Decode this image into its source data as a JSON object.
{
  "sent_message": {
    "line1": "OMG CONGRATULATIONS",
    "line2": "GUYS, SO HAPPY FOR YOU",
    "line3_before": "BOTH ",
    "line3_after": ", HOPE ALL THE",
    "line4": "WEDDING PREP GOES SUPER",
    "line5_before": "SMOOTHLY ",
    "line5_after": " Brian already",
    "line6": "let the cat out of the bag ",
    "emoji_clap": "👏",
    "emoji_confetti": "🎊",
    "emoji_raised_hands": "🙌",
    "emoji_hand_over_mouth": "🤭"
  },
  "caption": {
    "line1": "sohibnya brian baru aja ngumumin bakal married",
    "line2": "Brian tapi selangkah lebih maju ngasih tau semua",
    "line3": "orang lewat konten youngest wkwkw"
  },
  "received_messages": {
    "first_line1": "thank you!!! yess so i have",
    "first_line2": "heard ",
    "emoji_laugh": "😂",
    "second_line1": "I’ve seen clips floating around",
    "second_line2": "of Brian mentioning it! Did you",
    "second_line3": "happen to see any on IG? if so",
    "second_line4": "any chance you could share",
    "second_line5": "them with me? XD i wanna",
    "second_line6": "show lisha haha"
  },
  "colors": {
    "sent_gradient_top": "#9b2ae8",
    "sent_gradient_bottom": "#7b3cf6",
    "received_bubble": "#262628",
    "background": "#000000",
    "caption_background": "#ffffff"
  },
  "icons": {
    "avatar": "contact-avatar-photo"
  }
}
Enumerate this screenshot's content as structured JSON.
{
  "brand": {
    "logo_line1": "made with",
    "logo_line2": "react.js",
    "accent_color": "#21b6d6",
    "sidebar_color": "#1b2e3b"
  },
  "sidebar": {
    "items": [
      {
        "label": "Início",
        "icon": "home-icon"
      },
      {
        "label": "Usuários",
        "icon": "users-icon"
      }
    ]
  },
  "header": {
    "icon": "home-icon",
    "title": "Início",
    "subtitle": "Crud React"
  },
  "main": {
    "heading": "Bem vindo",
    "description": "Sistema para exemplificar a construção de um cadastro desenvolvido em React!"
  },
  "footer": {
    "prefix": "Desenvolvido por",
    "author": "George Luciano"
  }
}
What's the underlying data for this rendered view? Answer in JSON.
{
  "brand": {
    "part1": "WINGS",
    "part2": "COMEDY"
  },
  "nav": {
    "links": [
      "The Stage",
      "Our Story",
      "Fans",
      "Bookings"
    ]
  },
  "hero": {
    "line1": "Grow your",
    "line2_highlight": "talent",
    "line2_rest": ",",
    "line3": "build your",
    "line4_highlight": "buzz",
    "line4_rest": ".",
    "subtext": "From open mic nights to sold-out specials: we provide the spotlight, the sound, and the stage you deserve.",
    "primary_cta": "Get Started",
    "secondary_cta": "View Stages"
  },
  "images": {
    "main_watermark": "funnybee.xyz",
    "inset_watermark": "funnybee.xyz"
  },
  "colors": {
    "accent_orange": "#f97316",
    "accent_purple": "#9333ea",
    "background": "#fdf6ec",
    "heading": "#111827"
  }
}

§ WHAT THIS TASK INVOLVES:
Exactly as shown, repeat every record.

§ EXERCISE RESPONSE:
Decode this image into its source data as a JSON object.
{
  "sent_message": {
    "line1": "OMG CONGRATULATIONS",
    "line2": "GUYS, SO HAPPY FOR YOU",
    "line3_before": "BOTH ",
    "line3_after": ", HOPE ALL THE",
    "line4": "WEDDING PREP GOES SUPER",
    "line5_before": "SMOOTHLY ",
    "line5_after": " Brian already",
    "line6": "let the cat out of the bag ",
    "emoji_clap": "👏",
    "emoji_confetti": "🎊",
    "emoji_raised_hands": "🙌",
    "emoji_hand_over_mouth": "🤭"
  },
  "caption": {
    "line1": "sohibnya brian baru aja ngumumin bakal married",
    "line2": "Brian tapi selangkah lebih maju ngasih tau semua",
    "line3": "orang lewat konten youngest wkwkw"
  },
  "received_messages": {
    "first_line1": "thank you!!! yess so i have",
    "first_line2": "heard ",
    "emoji_laugh": "😂",
    "second_line1": "I’ve seen clips floating around",
    "second_line2": "of Brian mentioning it! Did you",
    "second_line3": "happen to see any on IG? if so",
    "second_line4": "any chance you could share",
    "second_line5": "them with me? XD i wanna",
    "second_line6": "show lisha haha"
  },
  "colors": {
    "sent_gradient_top": "#9b2ae8",
    "sent_gradient_bottom": "#7b3cf6",
    "received_bubble": "#262628",
    "background": "#000000",
    "caption_background": "#ffffff"
  },
  "icons": {
    "avatar": "contact-avatar-photo"
  }
}
Enumerate this screenshot's content as structured JSON.
{
  "brand": {
    "logo_line1": "made with",
    "logo_line2": "react.js",
    "accent_color": "#21b6d6",
    "sidebar_color": "#1b2e3b"
  },
  "sidebar": {
    "items": [
      {
        "label": "Início",
        "icon": "home-icon"
      },
      {
        "label": "Usuários",
        "icon": "users-icon"
      }
    ]
  },
  "header": {
    "icon": "home-icon",
    "title": "Início",
    "subtitle": "Crud React"
  },
  "main": {
    "heading": "Bem vindo",
    "description": "Sistema para exemplificar a construção de um cadastro desenvolvido em React!"
  },
  "footer": {
    "prefix": "Desenvolvido por",
    "author": "George Luciano"
  }
}
What's the underlying data for this rendered view? Answer in JSON.
{
  "brand": {
    "part1": "WINGS",
    "part2": "COMEDY"
  },
  "nav": {
    "links": [
      "The Stage",
      "Our Story",
      "Fans",
      "Bookings"
    ]
  },
  "hero": {
    "line1": "Grow your",
    "line2_highlight": "talent",
    "line2_rest": ",",
    "line3": "build your",
    "line4_highlight": "buzz",
    "line4_rest": ".",
    "subtext": "From open mic nights to sold-out specials: we provide the spotlight, the sound, and the stage you deserve.",
    "primary_cta": "Get Started",
    "secondary_cta": "View Stages"
  },
  "images": {
    "main_watermark": "funnybee.xyz",
    "inset_watermark": "funnybee.xyz"
  },
  "colors": {
    "accent_orange": "#f97316",
    "accent_purple": "#9333ea",
    "background": "#fdf6ec",
    "heading": "#111827"
  }
}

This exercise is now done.